Reaching the summit, we disembarked. A breath-taking panorama of the majestic Austrian Alps surrounded us. We felt as though we were standing on holy ground. The spell was broken when I (Claudia) said, “Dave, how are we going to get back down to the bottom? It’s so steep!” “Obviously,” I (Dave) answered, “we’re going to ski down. After all, that’s why we took the twenty-minute gondola ride.”
Years ago, skiing had been our family’s favorite sport—but that was years ago. Now, we were venturing out once again. Out of practice, our ski legs—though weak—were determined to hit the slopes—as long as we hit them slowly.
It seemed to be a perfect day for skiing. Swish! Swish! We began our descent, stopping often to enjoy the beauty of it all. And with each successful turn, we became more confident—until halfway down the mountain we ran into fog. Thick fog. Pea-soup fog. This was not part of our plan! Pleasure was replaced with panic.
“What are we going do to now?” I (Claudia) asked.
Clueless, I (Dave) answered, “Pray!”
Together we considered our options. We could side-step down, but in the thick fog others might crash into us. We could take off our skis, carry them and walk down, but even then, not knowing the slope, we might get lost.
As we wrestled with our options, another couple—skiing at about our pace—skied by, and stopped just below us. Their laughter and obvious lack of concern assured us they knew the slope. They weren’t gripped with fear like their two American observers. So as they skied into the fog, we bravely followed them. When they turned, we turned. When they stopped to rest, we stopped to rest. Without realizing what they were doing, they safely guided us safely down the mountain.
Answered prayer? Definitely! Angels in ski suits? Probably not, but they could have been! Unknowingly, they had modeled for us and provided a path in the snow for us to follow. Then it struck us . . . others are watching us—what are we modeling?
While we aren’t the best models for traversing and getting down ski slopes, we began to realize that couples may be following us in other ways. What about younger couples who pattern their marriage after ours? Or the couples in our small group who watch how we handle difficult situations, or how we deal with conflict, or even how we handle success? Yes, others may be watching us right now and be influenced by how we relate to each other. Are we being good models?

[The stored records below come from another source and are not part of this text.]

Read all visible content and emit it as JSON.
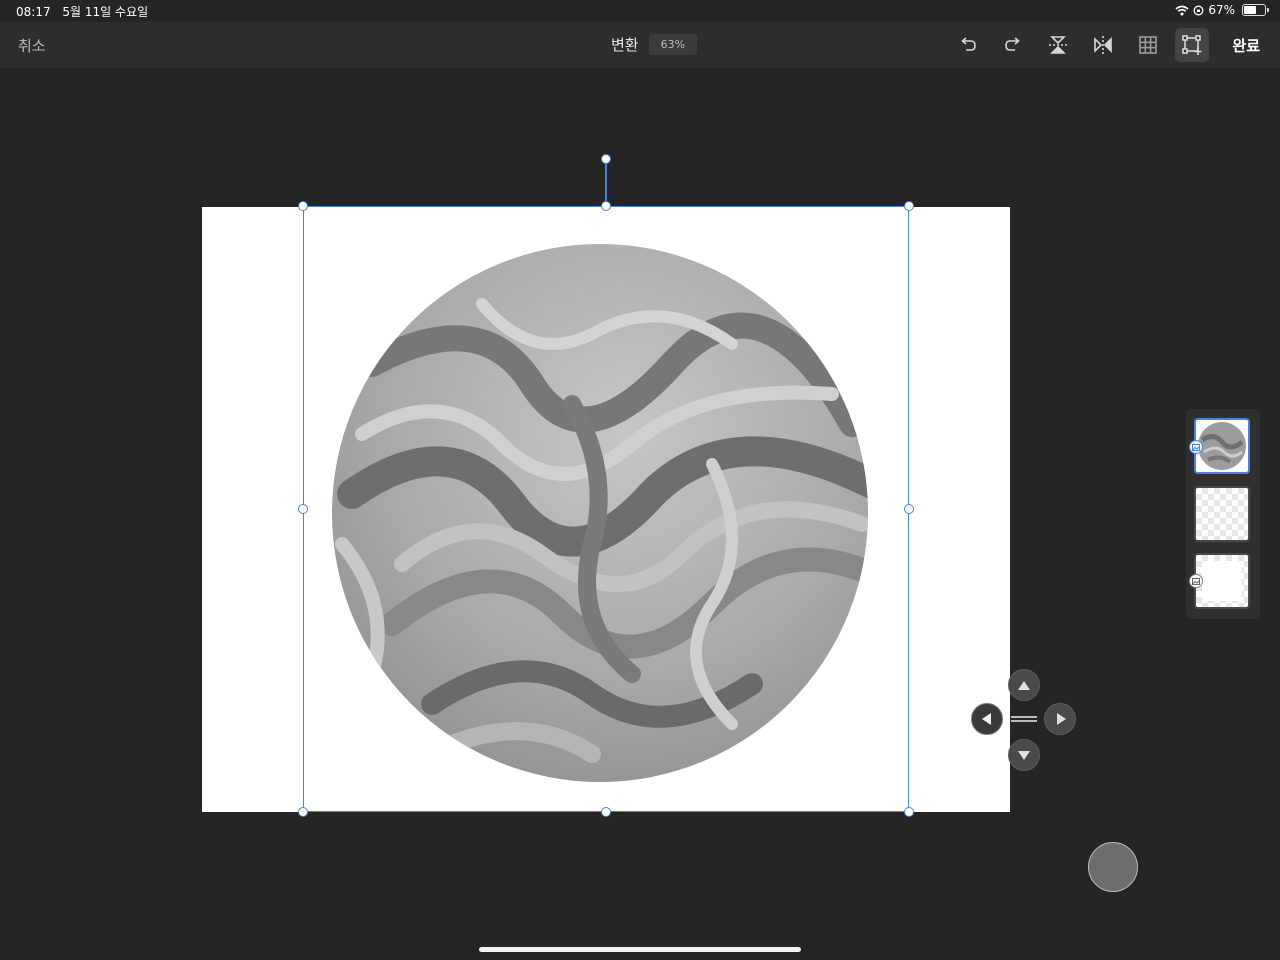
{
  "status_bar": {
    "time": "08:17",
    "date": "5월 11일 수요일",
    "battery_percent": "67%",
    "battery_level": 0.67,
    "icons": [
      "wifi-icon",
      "orientation-lock-icon",
      "battery-icon"
    ]
  },
  "toolbar": {
    "cancel_label": "취소",
    "title": "변환",
    "zoom_label": "63%",
    "done_label": "완료",
    "tools": [
      "undo-icon",
      "redo-icon",
      "flip-vertical-icon",
      "flip-horizontal-icon",
      "grid-icon",
      "free-transform-icon"
    ],
    "active_tool": "free-transform-icon"
  },
  "canvas": {
    "content": "marbled grayscale sphere",
    "selection_color": "#4a84d8"
  },
  "nudge_pad": {
    "icons": [
      "arrow-up-icon",
      "arrow-left-icon",
      "drag-handle-icon",
      "arrow-right-icon",
      "arrow-down-icon"
    ]
  },
  "layers": {
    "items": [
      "sphere-layer",
      "empty-layer",
      "background-layer"
    ],
    "selected_index": 0
  },
  "colors": {
    "background": "#252525",
    "toolbar": "#2d2d2d",
    "accent": "#4a84d8"
  }
}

What about you? What difference would it make if you knew others were watching you? In our confusing, foggy world yours might be the only marriage model others see clearly. It’s something to stop and think about.
Glorify the Lord with me; let us exalt his name together. PSALM 34:3